Stage 1: Staff Dialogues
The two staff co-researchers will explore:
- ideas of how theory informs their own teaching practices in music
- narratives derived from their own reflection
- an interpretive framework for the project as a whole
Stage 2: Student Collaborations
It is intended that the first level of activity will be a collaborative series of workshops. These will involve:
- music education students from the School of Music and students from New Zealand Tertiary College who will devise composing activities together
- students from each location performing their work and reflecting on the process that they have been engaged in
- attending an early childhood centre where students will develop some musical ideas with children
- formulation of a performance of children’s work
- evaluation of the student experience learning process
Phase 2: University of Auckland and NZTC students working together
The final workshop took place this week at the University of Auckland with students trying out movement games, to sounds and devising movement activities just as children might. The discussions took on board the process for making that has been developed by the two lead researchers. Armed with their digital recording equipment, students will next week be working in the centres for six weeks.

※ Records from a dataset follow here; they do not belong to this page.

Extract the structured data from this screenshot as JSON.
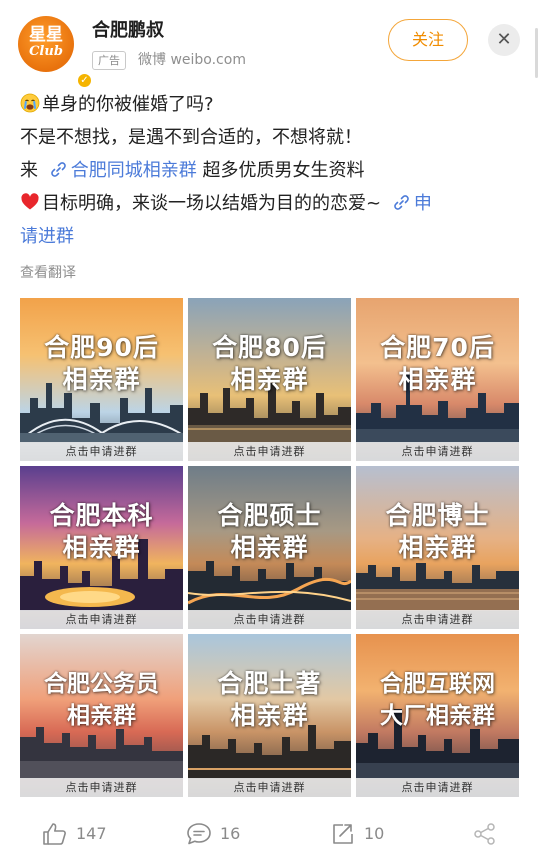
{
  "header": {
    "avatar_text": "星星",
    "avatar_sub": "Club",
    "username": "合肥鹏叔",
    "ad_badge": "广告",
    "source": "微博 weibo.com",
    "follow_label": "关注",
    "close_icon": "close-icon",
    "verified_icon": "verified-badge-icon"
  },
  "post": {
    "line1": "单身的你被催婚了吗?",
    "line2": "不是不想找，是遇不到合适的，不想将就！",
    "line3_prefix": "来",
    "line3_link": "合肥同城相亲群",
    "line3_suffix": "超多优质男女生资料",
    "line4_text": "目标明确，来谈一场以结婚为目的的恋爱~",
    "line4_link_a": "申",
    "line4_link_b": "请进群",
    "emoji_1": "crying-face-emoji",
    "emoji_2": "red-heart-emoji",
    "link_icon": "link-icon"
  },
  "translate_label": "查看翻译",
  "grid": [
    {
      "title_1": "合肥90后",
      "title_2": "相亲群",
      "cta": "点击申请进群"
    },
    {
      "title_1": "合肥80后",
      "title_2": "相亲群",
      "cta": "点击申请进群"
    },
    {
      "title_1": "合肥70后",
      "title_2": "相亲群",
      "cta": "点击申请进群"
    },
    {
      "title_1": "合肥本科",
      "title_2": "相亲群",
      "cta": "点击申请进群"
    },
    {
      "title_1": "合肥硕士",
      "title_2": "相亲群",
      "cta": "点击申请进群"
    },
    {
      "title_1": "合肥博士",
      "title_2": "相亲群",
      "cta": "点击申请进群"
    },
    {
      "title_1": "合肥公务员",
      "title_2": "相亲群",
      "cta": "点击申请进群"
    },
    {
      "title_1": "合肥土著",
      "title_2": "相亲群",
      "cta": "点击申请进群"
    },
    {
      "title_1": "合肥互联网",
      "title_2": "大厂相亲群",
      "cta": "点击申请进群"
    }
  ],
  "actions": {
    "like_count": "147",
    "comment_count": "16",
    "repost_count": "10",
    "like_icon": "thumbs-up-icon",
    "comment_icon": "comment-icon",
    "repost_icon": "repost-icon",
    "share_icon": "share-icon"
  },
  "colors": {
    "accent": "#f08c00",
    "link": "#4c7bd9",
    "muted": "#8f8f8f"
  }
}
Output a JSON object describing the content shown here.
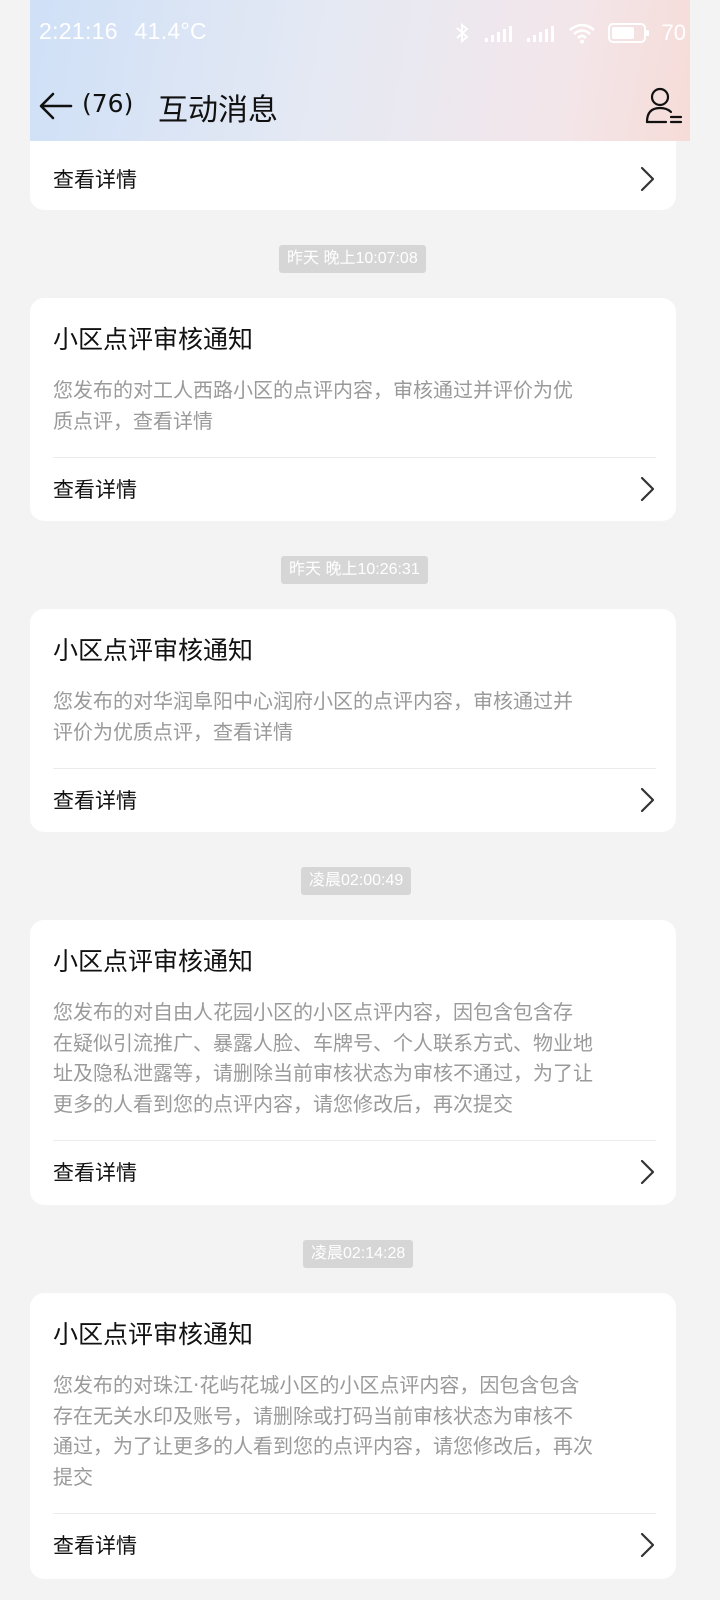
{
  "status_bar": {
    "time": "2:21:16",
    "temperature": "41.4°C",
    "battery": "70"
  },
  "header": {
    "unread_count": "(76)",
    "title": "互动消息"
  },
  "colors": {
    "card_bg": "#ffffff",
    "page_bg": "#f3f3f3",
    "body_text": "#9a9a9a",
    "badge_bg": "#d6d6d6"
  },
  "top_partial_card": {
    "link_label": "查看详情"
  },
  "messages": [
    {
      "timestamp": "昨天 晚上10:07:08",
      "title": "小区点评审核通知",
      "body_lines": [
        "您发布的对工人西路小区的点评内容，审核通过并评价为优",
        "质点评，查看详情"
      ],
      "link_label": "查看详情"
    },
    {
      "timestamp": "昨天 晚上10:26:31",
      "title": "小区点评审核通知",
      "body_lines": [
        "您发布的对华润阜阳中心润府小区的点评内容，审核通过并",
        "评价为优质点评，查看详情"
      ],
      "link_label": "查看详情"
    },
    {
      "timestamp": "凌晨02:00:49",
      "title": "小区点评审核通知",
      "body_lines": [
        "您发布的对自由人花园小区的小区点评内容，因包含包含存",
        "在疑似引流推广、暴露人脸、车牌号、个人联系方式、物业地",
        "址及隐私泄露等，请删除当前审核状态为审核不通过，为了让",
        "更多的人看到您的点评内容，请您修改后，再次提交"
      ],
      "link_label": "查看详情"
    },
    {
      "timestamp": "凌晨02:14:28",
      "title": "小区点评审核通知",
      "body_lines": [
        "您发布的对珠江·花屿花城小区的小区点评内容，因包含包含",
        "存在无关水印及账号，请删除或打码当前审核状态为审核不",
        "通过，为了让更多的人看到您的点评内容，请您修改后，再次",
        "提交"
      ],
      "link_label": "查看详情"
    }
  ]
}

Contact is maintained through a website forum and regular downloads of the reflective dialogues that the students make at the end of each session.
Exciting times ahead and more pictures will be forthcoming over the next weeks.

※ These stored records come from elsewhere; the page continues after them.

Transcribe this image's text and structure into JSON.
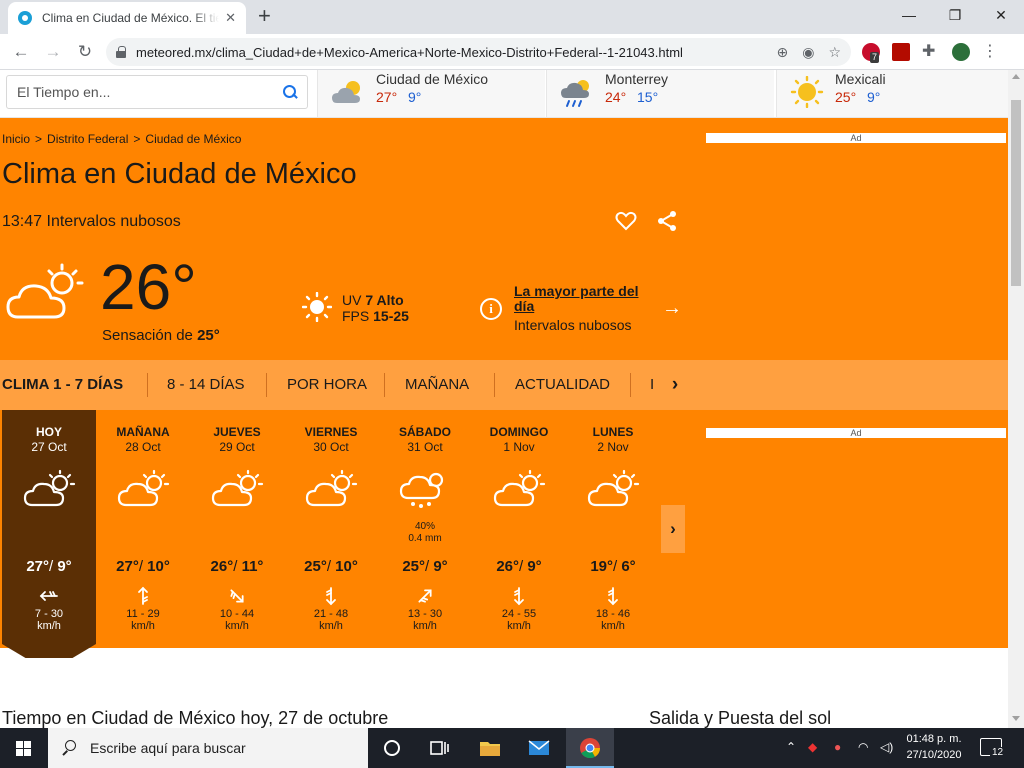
{
  "browser": {
    "tab_title": "Clima en Ciudad de México. El tiempo",
    "url": "meteored.mx/clima_Ciudad+de+Mexico-America+Norte-Mexico-Distrito+Federal--1-21043.html",
    "abp_badge": "7"
  },
  "site": {
    "search_placeholder": "El Tiempo en...",
    "cities": [
      {
        "name": "Ciudad de México",
        "max": "27°",
        "min": "9°",
        "icon": "partly-cloudy-icon"
      },
      {
        "name": "Monterrey",
        "max": "24°",
        "min": "15°",
        "icon": "rain-cloud-icon"
      },
      {
        "name": "Mexicali",
        "max": "25°",
        "min": "9°",
        "icon": "sun-icon"
      }
    ]
  },
  "header": {
    "breadcrumb": [
      "Inicio",
      "Distrito Federal",
      "Ciudad de México"
    ],
    "breadcrumb_sep": ">",
    "title": "Clima en Ciudad de México",
    "time": "13:47",
    "condition": "Intervalos nubosos",
    "temp": "26°",
    "feels_label": "Sensación de",
    "feels_value": "25°",
    "uv_label": "UV",
    "uv_value": "7 Alto",
    "fps_label": "FPS",
    "fps_value": "15-25",
    "most_day_title": "La mayor parte del día",
    "most_day_desc": "Intervalos nubosos"
  },
  "ads": {
    "label": "Ad"
  },
  "tabs": [
    "CLIMA 1 - 7 DÍAS",
    "8 - 14 DÍAS",
    "POR HORA",
    "MAÑANA",
    "ACTUALIDAD",
    "I"
  ],
  "forecast": [
    {
      "day": "HOY",
      "date": "27 Oct",
      "max": "27°",
      "min": "9°",
      "wind": "7 - 30",
      "unit": "km/h",
      "icon": "partly-cloudy-icon",
      "wind_dir": 270,
      "rain": false
    },
    {
      "day": "MAÑANA",
      "date": "28 Oct",
      "max": "27°",
      "min": "10°",
      "wind": "11 - 29",
      "unit": "km/h",
      "icon": "partly-cloudy-icon",
      "wind_dir": 0,
      "rain": false
    },
    {
      "day": "JUEVES",
      "date": "29 Oct",
      "max": "26°",
      "min": "11°",
      "wind": "10 - 44",
      "unit": "km/h",
      "icon": "partly-cloudy-icon",
      "wind_dir": 135,
      "rain": false
    },
    {
      "day": "VIERNES",
      "date": "30 Oct",
      "max": "25°",
      "min": "10°",
      "wind": "21 - 48",
      "unit": "km/h",
      "icon": "partly-cloudy-icon",
      "wind_dir": 180,
      "rain": false
    },
    {
      "day": "SÁBADO",
      "date": "31 Oct",
      "max": "25°",
      "min": "9°",
      "wind": "13 - 30",
      "unit": "km/h",
      "icon": "rain-cloud-icon",
      "wind_dir": 45,
      "rain": true,
      "prob": "40%",
      "mm": "0.4 mm"
    },
    {
      "day": "DOMINGO",
      "date": "1 Nov",
      "max": "26°",
      "min": "9°",
      "wind": "24 - 55",
      "unit": "km/h",
      "icon": "partly-cloudy-icon",
      "wind_dir": 180,
      "rain": false
    },
    {
      "day": "LUNES",
      "date": "2 Nov",
      "max": "19°",
      "min": "6°",
      "wind": "18 - 46",
      "unit": "km/h",
      "icon": "partly-cloudy-icon",
      "wind_dir": 180,
      "rain": false
    }
  ],
  "below": {
    "today_title": "Tiempo en Ciudad de México hoy, 27 de octubre",
    "sun_title": "Salida y Puesta del sol"
  },
  "taskbar": {
    "search_text": "Escribe aquí para buscar",
    "time": "01:48 p. m.",
    "date": "27/10/2020",
    "notif_count": "12"
  },
  "colors": {
    "brand_orange": "#ff8400",
    "tab_orange": "#ffa040",
    "today_brown": "#5b2f05",
    "max_red": "#c8290a",
    "min_blue": "#1d5fd1"
  }
}
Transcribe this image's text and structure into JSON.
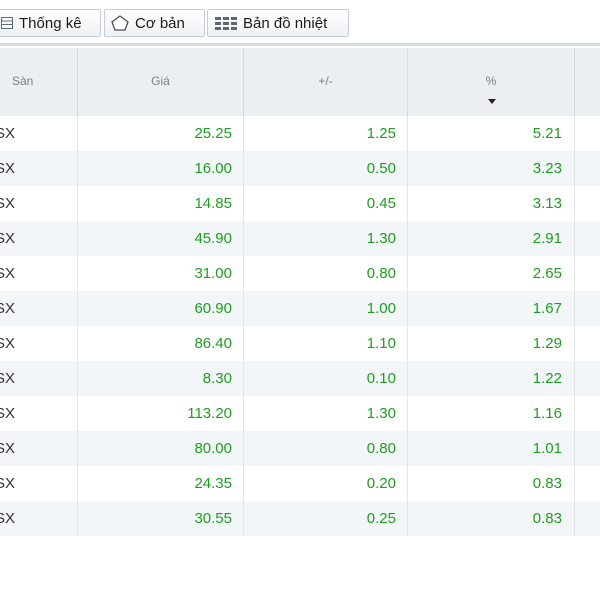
{
  "toolbar": {
    "tabs": [
      {
        "label": "Thống kê",
        "icon": "table-icon"
      },
      {
        "label": "Cơ bản",
        "icon": "pentagon-icon"
      },
      {
        "label": "Bản đồ nhiệt",
        "icon": "heatmap-grid-icon"
      }
    ]
  },
  "table": {
    "columns": [
      "Sàn",
      "Giá",
      "+/-",
      "%"
    ],
    "sort_column": "%",
    "sort_direction": "descending",
    "value_color": "#1e9e1e",
    "rows": [
      {
        "exchange": "SX",
        "price": "25.25",
        "change": "1.25",
        "percent": "5.21"
      },
      {
        "exchange": "SX",
        "price": "16.00",
        "change": "0.50",
        "percent": "3.23"
      },
      {
        "exchange": "SX",
        "price": "14.85",
        "change": "0.45",
        "percent": "3.13"
      },
      {
        "exchange": "SX",
        "price": "45.90",
        "change": "1.30",
        "percent": "2.91"
      },
      {
        "exchange": "SX",
        "price": "31.00",
        "change": "0.80",
        "percent": "2.65"
      },
      {
        "exchange": "SX",
        "price": "60.90",
        "change": "1.00",
        "percent": "1.67"
      },
      {
        "exchange": "SX",
        "price": "86.40",
        "change": "1.10",
        "percent": "1.29"
      },
      {
        "exchange": "SX",
        "price": "8.30",
        "change": "0.10",
        "percent": "1.22"
      },
      {
        "exchange": "SX",
        "price": "113.20",
        "change": "1.30",
        "percent": "1.16"
      },
      {
        "exchange": "SX",
        "price": "80.00",
        "change": "0.80",
        "percent": "1.01"
      },
      {
        "exchange": "SX",
        "price": "24.35",
        "change": "0.20",
        "percent": "0.83"
      },
      {
        "exchange": "SX",
        "price": "30.55",
        "change": "0.25",
        "percent": "0.83"
      }
    ]
  }
}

Students working with children in preparation for their own music making. Week 2.
After two weeks working together in the centres the students have introduced many different ways of listening and responding to sounds as well as encouraging the children to self compose their own musical ideas. Children are responding well to the students provision of new sound sources, and to the students engagement, by sometimes spontaneously dancing and playing along with the children’s musical ideas. As week three approaches children are making their own choices of musical activity that they wish to concentrate on, while staff provide space and material and above all regular times for them to ‘practice’ their ideas!

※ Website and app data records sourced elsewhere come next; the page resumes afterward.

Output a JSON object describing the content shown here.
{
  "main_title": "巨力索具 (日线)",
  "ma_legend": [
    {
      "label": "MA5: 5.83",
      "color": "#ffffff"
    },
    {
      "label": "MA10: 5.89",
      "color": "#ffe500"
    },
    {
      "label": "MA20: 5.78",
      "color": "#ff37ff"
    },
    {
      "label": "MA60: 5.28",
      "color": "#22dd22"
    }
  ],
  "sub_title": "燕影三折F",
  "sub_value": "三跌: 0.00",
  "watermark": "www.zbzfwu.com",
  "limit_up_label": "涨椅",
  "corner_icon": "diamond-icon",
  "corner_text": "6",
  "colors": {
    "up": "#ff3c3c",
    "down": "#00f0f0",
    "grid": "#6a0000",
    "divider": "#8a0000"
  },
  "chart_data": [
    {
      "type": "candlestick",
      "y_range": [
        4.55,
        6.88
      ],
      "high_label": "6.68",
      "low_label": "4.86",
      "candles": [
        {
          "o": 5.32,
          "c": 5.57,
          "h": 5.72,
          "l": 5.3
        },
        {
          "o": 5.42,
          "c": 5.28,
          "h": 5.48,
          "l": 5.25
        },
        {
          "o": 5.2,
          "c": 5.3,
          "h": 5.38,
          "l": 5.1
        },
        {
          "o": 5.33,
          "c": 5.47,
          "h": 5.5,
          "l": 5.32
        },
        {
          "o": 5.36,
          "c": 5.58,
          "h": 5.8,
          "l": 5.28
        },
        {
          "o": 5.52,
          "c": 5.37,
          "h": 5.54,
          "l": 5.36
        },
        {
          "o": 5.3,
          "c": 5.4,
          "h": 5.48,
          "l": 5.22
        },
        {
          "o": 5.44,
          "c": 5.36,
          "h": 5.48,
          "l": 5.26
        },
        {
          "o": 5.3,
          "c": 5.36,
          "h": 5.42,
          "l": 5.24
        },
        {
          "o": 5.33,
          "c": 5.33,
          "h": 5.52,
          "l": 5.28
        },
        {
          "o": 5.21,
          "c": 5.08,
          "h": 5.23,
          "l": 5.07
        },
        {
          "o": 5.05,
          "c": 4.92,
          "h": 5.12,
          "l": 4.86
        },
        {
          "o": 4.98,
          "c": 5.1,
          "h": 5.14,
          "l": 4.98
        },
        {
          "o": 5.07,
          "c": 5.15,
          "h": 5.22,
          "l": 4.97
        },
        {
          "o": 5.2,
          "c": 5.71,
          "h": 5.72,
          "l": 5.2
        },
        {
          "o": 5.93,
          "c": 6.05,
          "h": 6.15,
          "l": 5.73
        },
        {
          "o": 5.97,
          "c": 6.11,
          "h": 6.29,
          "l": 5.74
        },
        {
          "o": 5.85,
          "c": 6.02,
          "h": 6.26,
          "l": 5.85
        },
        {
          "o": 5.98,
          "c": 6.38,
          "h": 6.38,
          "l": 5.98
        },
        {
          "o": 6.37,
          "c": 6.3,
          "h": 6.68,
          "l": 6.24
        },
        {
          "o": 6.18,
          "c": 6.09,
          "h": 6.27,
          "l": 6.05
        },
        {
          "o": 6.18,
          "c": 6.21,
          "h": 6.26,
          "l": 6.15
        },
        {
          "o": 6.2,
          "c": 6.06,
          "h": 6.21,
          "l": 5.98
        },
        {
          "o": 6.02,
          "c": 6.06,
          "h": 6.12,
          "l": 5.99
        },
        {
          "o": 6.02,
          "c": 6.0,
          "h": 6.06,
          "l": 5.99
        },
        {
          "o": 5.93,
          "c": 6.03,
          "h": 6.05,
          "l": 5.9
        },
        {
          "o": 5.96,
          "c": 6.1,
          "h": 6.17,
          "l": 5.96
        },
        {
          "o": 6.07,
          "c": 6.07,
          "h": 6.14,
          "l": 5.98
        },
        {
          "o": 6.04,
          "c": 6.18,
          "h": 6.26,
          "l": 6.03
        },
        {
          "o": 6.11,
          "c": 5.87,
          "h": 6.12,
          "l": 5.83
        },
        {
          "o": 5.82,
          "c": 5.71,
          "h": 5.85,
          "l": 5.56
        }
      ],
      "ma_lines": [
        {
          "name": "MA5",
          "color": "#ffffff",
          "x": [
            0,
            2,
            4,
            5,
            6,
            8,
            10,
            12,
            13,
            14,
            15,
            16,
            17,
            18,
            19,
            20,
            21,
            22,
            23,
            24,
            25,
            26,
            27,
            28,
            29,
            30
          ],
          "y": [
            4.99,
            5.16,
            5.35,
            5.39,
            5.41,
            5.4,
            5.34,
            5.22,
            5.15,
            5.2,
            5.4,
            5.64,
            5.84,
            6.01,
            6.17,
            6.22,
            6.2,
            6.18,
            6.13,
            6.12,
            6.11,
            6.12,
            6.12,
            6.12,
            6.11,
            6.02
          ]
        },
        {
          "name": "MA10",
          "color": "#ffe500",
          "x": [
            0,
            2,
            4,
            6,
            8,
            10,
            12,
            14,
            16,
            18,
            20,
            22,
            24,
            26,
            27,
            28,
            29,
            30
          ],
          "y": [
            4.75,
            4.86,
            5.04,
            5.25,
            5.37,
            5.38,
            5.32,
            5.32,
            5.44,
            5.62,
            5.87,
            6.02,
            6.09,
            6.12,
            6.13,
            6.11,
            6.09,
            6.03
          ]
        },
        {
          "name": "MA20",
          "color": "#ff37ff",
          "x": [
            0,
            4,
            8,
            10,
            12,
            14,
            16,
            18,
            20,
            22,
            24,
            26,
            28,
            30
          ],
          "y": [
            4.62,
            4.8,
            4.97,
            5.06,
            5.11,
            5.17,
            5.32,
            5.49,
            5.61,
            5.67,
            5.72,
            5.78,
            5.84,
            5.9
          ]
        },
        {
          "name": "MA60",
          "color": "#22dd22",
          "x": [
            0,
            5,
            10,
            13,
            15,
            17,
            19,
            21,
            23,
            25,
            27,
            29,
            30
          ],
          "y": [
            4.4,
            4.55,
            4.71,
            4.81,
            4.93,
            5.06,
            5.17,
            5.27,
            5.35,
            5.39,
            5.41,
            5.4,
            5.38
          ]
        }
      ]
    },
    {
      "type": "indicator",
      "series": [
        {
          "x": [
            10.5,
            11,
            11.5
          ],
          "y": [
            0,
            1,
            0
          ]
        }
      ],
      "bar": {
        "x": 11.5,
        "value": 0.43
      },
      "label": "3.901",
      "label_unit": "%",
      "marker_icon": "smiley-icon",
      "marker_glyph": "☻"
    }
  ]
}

Week 3. Consolidation Time
This marks the halfway point for the sessions in the centres and so far we have seen a wide variety of children’s music making. There has been a water project inspired by a movie of Vaanuatu children rhythmically playing in the sea; a marching band; a session exploring body percussion and listening activities; a magic bag from which instruments appear; children spontaneously leading a mat time activity with their call and response sequence and much more. The emphasis remains on the children developing ideas with each other and with the staff and students. Now we have the Easter break, there is time for reflection and planning the next stage on the project.
Children slapping the water in Vaanuatu
The Changing Places project has been very busy with field visits and lots of other activity carried on by the early years students at the centres. Most importantly all the students have been engaging in prolonged dialogue on the Changing Places website and in their weekly reflections that are recorded and transcribed after each session. What each set of students have learnt through the project will become clear as they start to write up their experience over the past three months. One thing is for sure, they have started to see how given the time and opportunity, children can engage in a wide variety of musical making activities. Here’s a few pictures from the drummers at one of the centres.
- Dr. David Lines' research page at The University of Auckland
- Australian and New Zealand Association for Research in Music Education
- Australian Society for Music Education
- BAMER - Bibliography of Australian Music Education Research
- The Callaway International Resource Centre for Music Education (University of Western Australia)